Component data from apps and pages

◆ ◆ ◆

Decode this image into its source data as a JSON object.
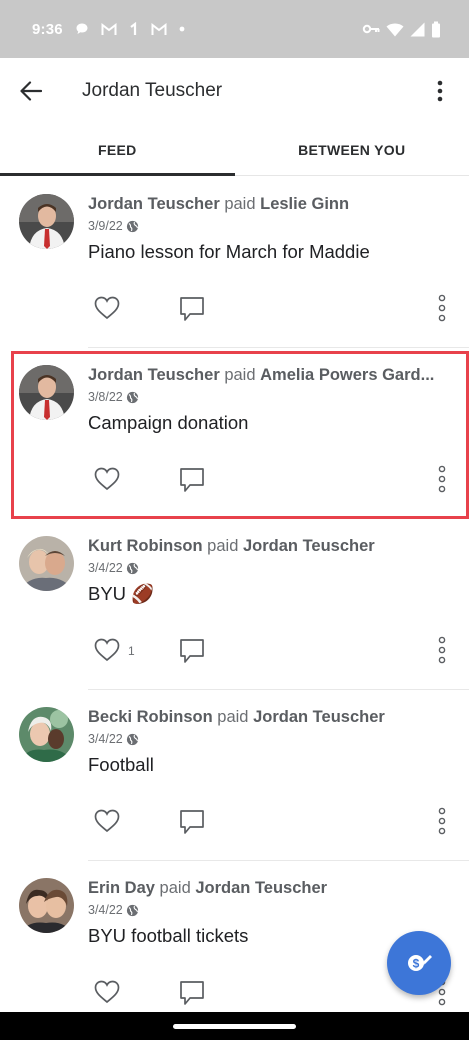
{
  "status_bar": {
    "time": "9:36",
    "left_icons": [
      "chat-bubble-icon",
      "gmail-icon",
      "signal-one-icon",
      "gmail-icon",
      "dot-icon"
    ],
    "right_icons": [
      "key-icon",
      "wifi-icon",
      "cell-signal-icon",
      "battery-icon"
    ]
  },
  "app_bar": {
    "title": "Jordan Teuscher",
    "back_icon": "arrow-left-icon",
    "more_icon": "more-vertical-icon"
  },
  "tabs": [
    {
      "label": "FEED",
      "active": true
    },
    {
      "label": "BETWEEN YOU",
      "active": false
    }
  ],
  "feed": [
    {
      "actor": "Jordan Teuscher",
      "verb": "paid",
      "target": "Leslie Ginn",
      "date": "3/9/22",
      "note": "Piano lesson for March for Maddie",
      "likes": ""
    },
    {
      "actor": "Jordan Teuscher",
      "verb": "paid",
      "target": "Amelia Powers Gard...",
      "date": "3/8/22",
      "note": "Campaign donation",
      "likes": "",
      "highlighted": true
    },
    {
      "actor": "Kurt Robinson",
      "verb": "paid",
      "target": "Jordan Teuscher",
      "date": "3/4/22",
      "note": "BYU 🏈",
      "likes": "1"
    },
    {
      "actor": "Becki Robinson",
      "verb": "paid",
      "target": "Jordan Teuscher",
      "date": "3/4/22",
      "note": "Football",
      "likes": ""
    },
    {
      "actor": "Erin Day",
      "verb": "paid",
      "target": "Jordan Teuscher",
      "date": "3/4/22",
      "note": "BYU football tickets",
      "likes": ""
    }
  ],
  "colors": {
    "highlight": "#e8414b",
    "fab": "#3d76d8",
    "status_bar": "#c8c8c8"
  },
  "fab": {
    "icon": "pay-request-icon"
  }
}
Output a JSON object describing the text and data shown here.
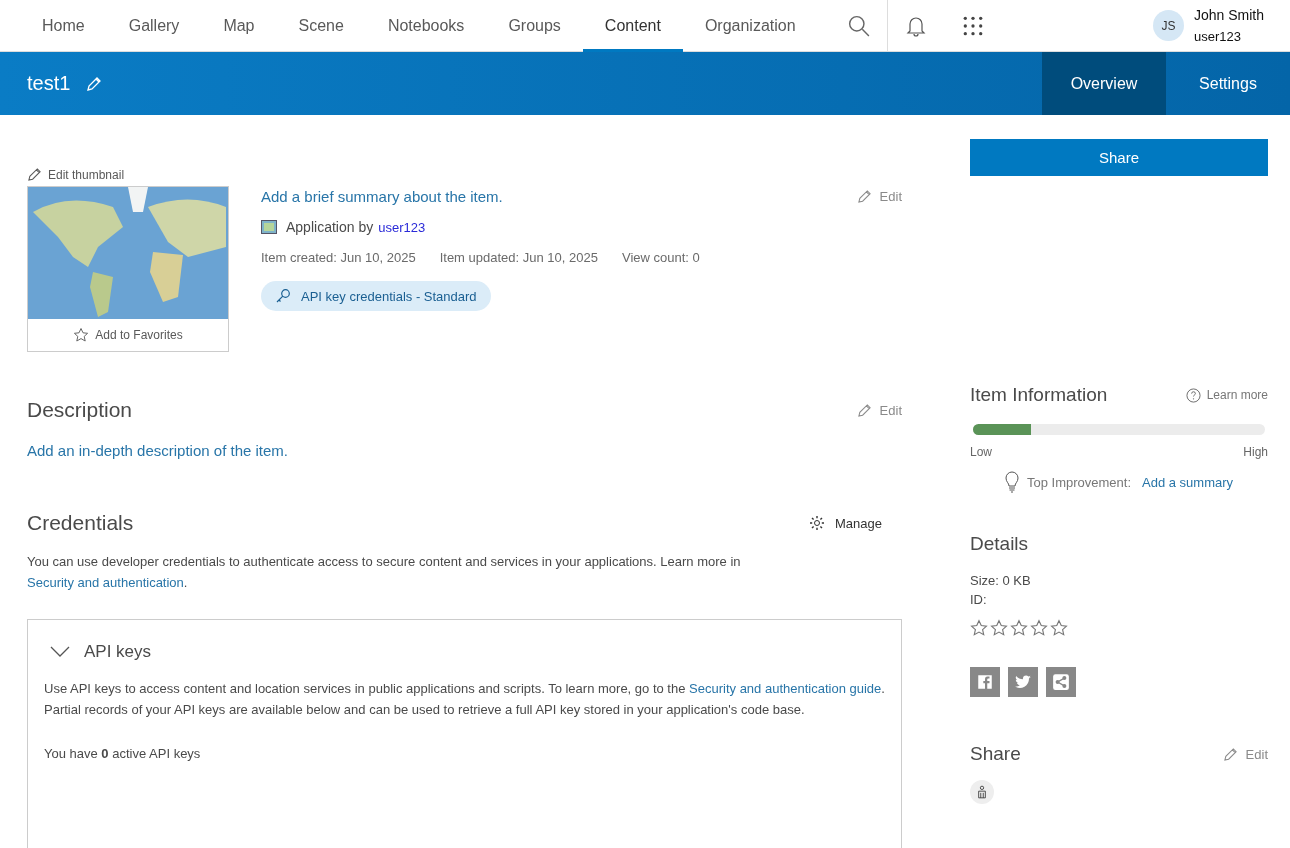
{
  "nav": {
    "items": [
      {
        "label": "Home",
        "selected": false
      },
      {
        "label": "Gallery",
        "selected": false
      },
      {
        "label": "Map",
        "selected": false
      },
      {
        "label": "Scene",
        "selected": false
      },
      {
        "label": "Notebooks",
        "selected": false
      },
      {
        "label": "Groups",
        "selected": false
      },
      {
        "label": "Content",
        "selected": true
      },
      {
        "label": "Organization",
        "selected": false
      }
    ],
    "user": {
      "initials": "JS",
      "name": "John Smith",
      "username": "user123"
    }
  },
  "header": {
    "title": "test1",
    "tabs": [
      {
        "label": "Overview",
        "selected": true
      },
      {
        "label": "Settings",
        "selected": false
      }
    ]
  },
  "item": {
    "edit_thumbnail": "Edit thumbnail",
    "add_to_favorites": "Add to Favorites",
    "summary": "Add a brief summary about the item.",
    "edit": "Edit",
    "type_prefix": "Application by",
    "owner": "user123",
    "created": "Item created: Jun 10, 2025",
    "updated": "Item updated: Jun 10, 2025",
    "views": "View count: 0",
    "tag": "API key credentials - Standard"
  },
  "description": {
    "title": "Description",
    "edit": "Edit",
    "placeholder": "Add an in-depth description of the item."
  },
  "credentials": {
    "title": "Credentials",
    "manage": "Manage",
    "text": {
      "before": "You can use developer credentials to authenticate access to secure content and services in your applications. Learn more in ",
      "link": "Security and authentication",
      "after": "."
    },
    "api_keys": {
      "title": "API keys",
      "expanded": true,
      "text": {
        "before": "Use API keys to access content and location services in public applications and scripts. To learn more, go to the ",
        "link": "Security and authentication guide",
        "after": ". Partial records of your API keys are available below and can be used to retrieve a full API key stored in your application's code base."
      },
      "count_text": "You have **0** active API keys"
    }
  },
  "sidebar": {
    "share_button": "Share",
    "item_information": {
      "title": "Item Information",
      "learn_more": "Learn more",
      "level": 0.2,
      "low": "Low",
      "high": "High",
      "improvement_label": "Top Improvement:",
      "improvement_link": "Add a summary"
    },
    "details": {
      "title": "Details",
      "size": "Size: 0 KB",
      "id": "ID:",
      "stars": 0
    },
    "share": {
      "title": "Share",
      "edit": "Edit"
    }
  }
}
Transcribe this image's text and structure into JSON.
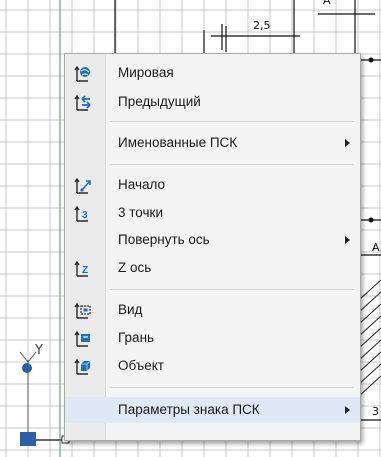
{
  "drawing": {
    "dimension_label": "2,5",
    "partial_label_a_top": "A",
    "partial_label_a_right": "A",
    "partial_label_3": "3",
    "axis_y_label": "Y"
  },
  "context_menu": {
    "items": [
      {
        "label": "Мировая",
        "icon": "ucs-world-icon",
        "submenu": false
      },
      {
        "label": "Предыдущий",
        "icon": "ucs-previous-icon",
        "submenu": false
      },
      {
        "label": "Именованные ПСК",
        "icon": "",
        "submenu": true
      },
      {
        "label": "Начало",
        "icon": "ucs-origin-icon",
        "submenu": false
      },
      {
        "label": "3 точки",
        "icon": "ucs-3point-icon",
        "submenu": false
      },
      {
        "label": "Повернуть ось",
        "icon": "",
        "submenu": true
      },
      {
        "label": "Z ось",
        "icon": "ucs-z-axis-icon",
        "submenu": false
      },
      {
        "label": "Вид",
        "icon": "ucs-view-icon",
        "submenu": false
      },
      {
        "label": "Грань",
        "icon": "ucs-face-icon",
        "submenu": false
      },
      {
        "label": "Объект",
        "icon": "ucs-object-icon",
        "submenu": false
      },
      {
        "label": "Параметры знака ПСК",
        "icon": "",
        "submenu": true
      }
    ]
  },
  "colors": {
    "ucs_icon_blue": "#1e6fb8",
    "ucs_marker_blue": "#2a5faa",
    "grid_line": "#c8c8c8",
    "drawing_line": "#111111"
  }
}
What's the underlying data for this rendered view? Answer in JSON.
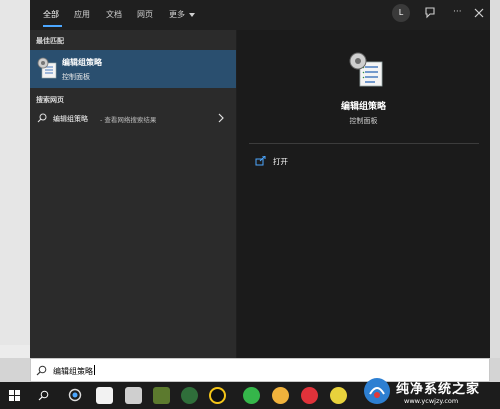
{
  "search_panel": {
    "tabs": [
      {
        "label": "全部"
      },
      {
        "label": "应用"
      },
      {
        "label": "文档"
      },
      {
        "label": "网页"
      },
      {
        "label": "更多"
      }
    ],
    "user_initial": "L",
    "more_options": "···"
  },
  "left": {
    "best_match_label": "最佳匹配",
    "best_match": {
      "title": "编辑组策略",
      "subtitle": "控制面板",
      "icon": "group-policy-icon"
    },
    "web_label": "搜索网页",
    "web_result": {
      "query": "编辑组策略",
      "hint": "- 查看网络搜索结果"
    }
  },
  "right": {
    "title": "编辑组策略",
    "subtitle": "控制面板",
    "actions": [
      {
        "label": "打开",
        "icon": "open-icon"
      }
    ]
  },
  "search_box": {
    "value": "编辑组策略"
  },
  "watermark": {
    "title": "纯净系统之家",
    "url": "www.ycwjzy.com"
  },
  "colors": {
    "accent": "#4ca7ff",
    "selected_row": "#2a4f6f",
    "panel_left": "#2b2b2b",
    "panel_right": "#1b1b1b"
  }
}
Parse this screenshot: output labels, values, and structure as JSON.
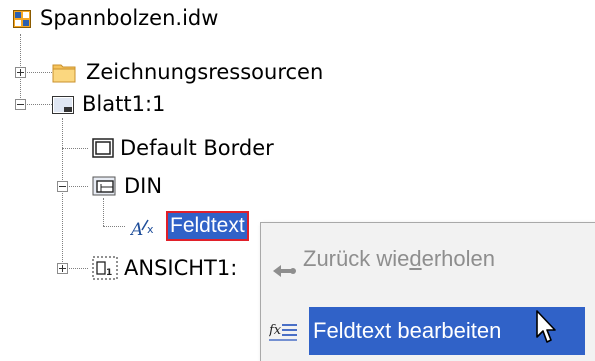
{
  "tree": {
    "root_label": "Spannbolzen.idw",
    "resources_label": "Zeichnungsressourcen",
    "sheet_label": "Blatt1:1",
    "border_label": "Default Border",
    "titleblock_label": "DIN",
    "fieldtext_label": "Feldtext",
    "view_label": "ANSICHT1:"
  },
  "context_menu": {
    "redo_before": "Zurück wie",
    "redo_accel": "d",
    "redo_after": "erholen",
    "edit_label": "Feldtext bearbeiten"
  },
  "colors": {
    "selection": "#3062c8",
    "selection_outline": "#e0202a",
    "menu_background": "#f2f2f2",
    "disabled_text": "#8e8e8e"
  },
  "icons": {
    "root": "drawing-file-icon",
    "resources": "folder-icon",
    "sheet": "sheet-icon",
    "border": "border-icon",
    "titleblock": "title-block-icon",
    "fieldtext": "field-text-icon",
    "view": "drawing-view-icon",
    "redo": "redo-arrow-icon",
    "edit": "edit-field-text-icon",
    "cursor": "mouse-cursor-icon"
  }
}
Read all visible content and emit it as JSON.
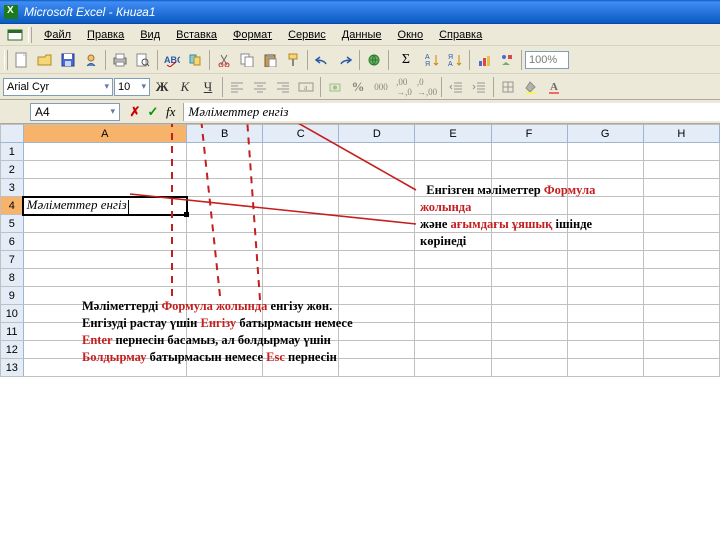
{
  "title": "Microsoft Excel - Книга1",
  "menu": {
    "file": "Файл",
    "edit": "Правка",
    "view": "Вид",
    "insert": "Вставка",
    "format": "Формат",
    "tools": "Сервис",
    "data": "Данные",
    "window": "Окно",
    "help": "Справка"
  },
  "toolbar": {
    "zoom": "100%",
    "sigma": "Σ",
    "sort_asc": "А↓Я",
    "sort_desc": "Я↓А"
  },
  "format": {
    "font": "Arial Cyr",
    "size": "10",
    "bold": "Ж",
    "italic": "К",
    "underline": "Ч",
    "currency": "%",
    "dec_inc": ",0",
    "dec_dec": "00"
  },
  "namebox": "A4",
  "fx": "fx",
  "formula_input": "Мәліметтер енгіз",
  "columns": [
    "A",
    "B",
    "C",
    "D",
    "E",
    "F",
    "G",
    "H"
  ],
  "rows": [
    "1",
    "2",
    "3",
    "4",
    "5",
    "6",
    "7",
    "8",
    "9",
    "10",
    "11",
    "12",
    "13"
  ],
  "cell_A4": "Мәліметтер енгіз",
  "anno1": {
    "p1a": "Енгізген мәліметтер ",
    "p1b": "Формула",
    "p2a": "жолында",
    "p3a": "және ",
    "p3b": "ағымдағы ұяшық",
    "p3c": " ішінде",
    "p4": "көрінеді"
  },
  "anno2": {
    "p1a": "Мәліметтерді ",
    "p1b": "Формула жолында ",
    "p1c": "енгізу жөн.",
    "p2a": "Енгізуді растау үшін ",
    "p2b": "Енгізу ",
    "p2c": "батырмасын немесе",
    "p3a": "Enter ",
    "p3b": "пернесін басамыз, ал болдырмау үшін",
    "p4a": "Болдырмау ",
    "p4b": "батырмасын немесе ",
    "p4c": "Esc ",
    "p4d": "пернесін"
  }
}
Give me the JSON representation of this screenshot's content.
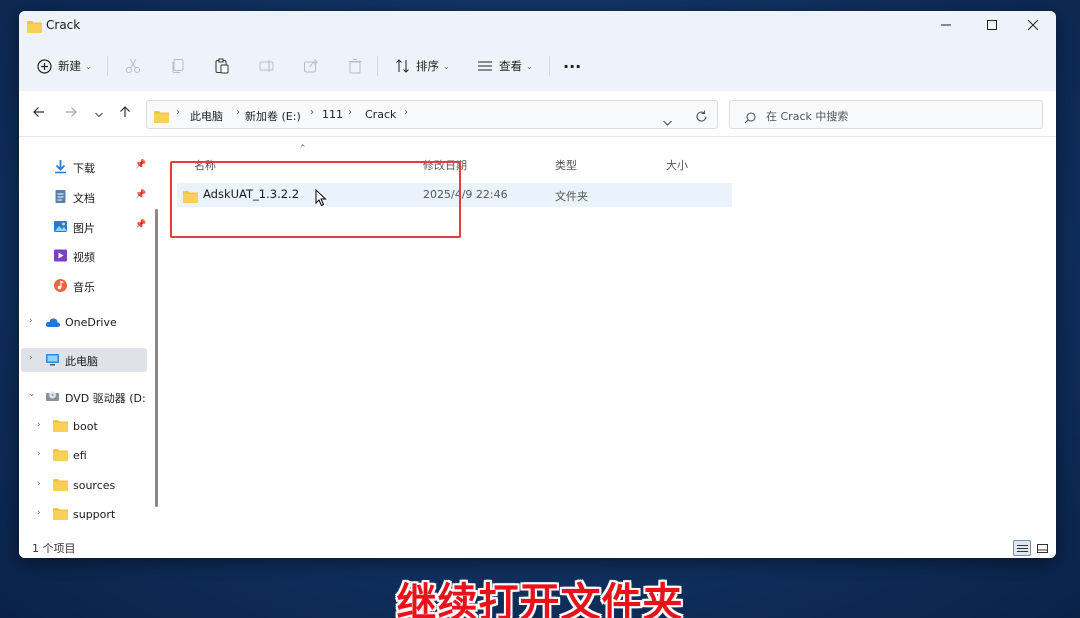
{
  "window": {
    "title": "Crack",
    "controls": {
      "minimize_icon": "minimize-icon",
      "maximize_icon": "maximize-icon",
      "close_icon": "close-icon"
    }
  },
  "toolbar": {
    "new_label": "新建",
    "sort_label": "排序",
    "view_label": "查看",
    "more_label": "···"
  },
  "address": {
    "crumbs": [
      "此电脑",
      "新加卷 (E:)",
      "111",
      "Crack"
    ]
  },
  "search": {
    "placeholder": "在 Crack 中搜索"
  },
  "sidebar": {
    "quick": [
      {
        "label": "下载",
        "icon": "download-icon"
      },
      {
        "label": "文档",
        "icon": "document-icon"
      },
      {
        "label": "图片",
        "icon": "picture-icon"
      },
      {
        "label": "视频",
        "icon": "video-icon"
      },
      {
        "label": "音乐",
        "icon": "music-icon"
      }
    ],
    "onedrive": "OneDrive",
    "this_pc": "此电脑",
    "dvd": "DVD 驱动器 (D:",
    "dvd_children": [
      "boot",
      "efi",
      "sources",
      "support"
    ]
  },
  "columns": {
    "name": "名称",
    "modified": "修改日期",
    "type": "类型",
    "size": "大小"
  },
  "files": [
    {
      "name": "AdskUAT_1.3.2.2",
      "modified": "2025/4/9 22:46",
      "type": "文件夹",
      "size": ""
    }
  ],
  "status": {
    "count_text": "1 个项目"
  },
  "caption": "继续打开文件夹",
  "colors": {
    "accent": "#0067c0",
    "folder": "#f5c342",
    "highlight_box": "#e63c3c",
    "caption": "#e8131a"
  }
}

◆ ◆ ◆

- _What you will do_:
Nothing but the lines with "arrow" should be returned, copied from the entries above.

- _Answer for this exercise_:
    "back_icon": "arrow-left-icon",
    "redo": "redo-arrow-icon",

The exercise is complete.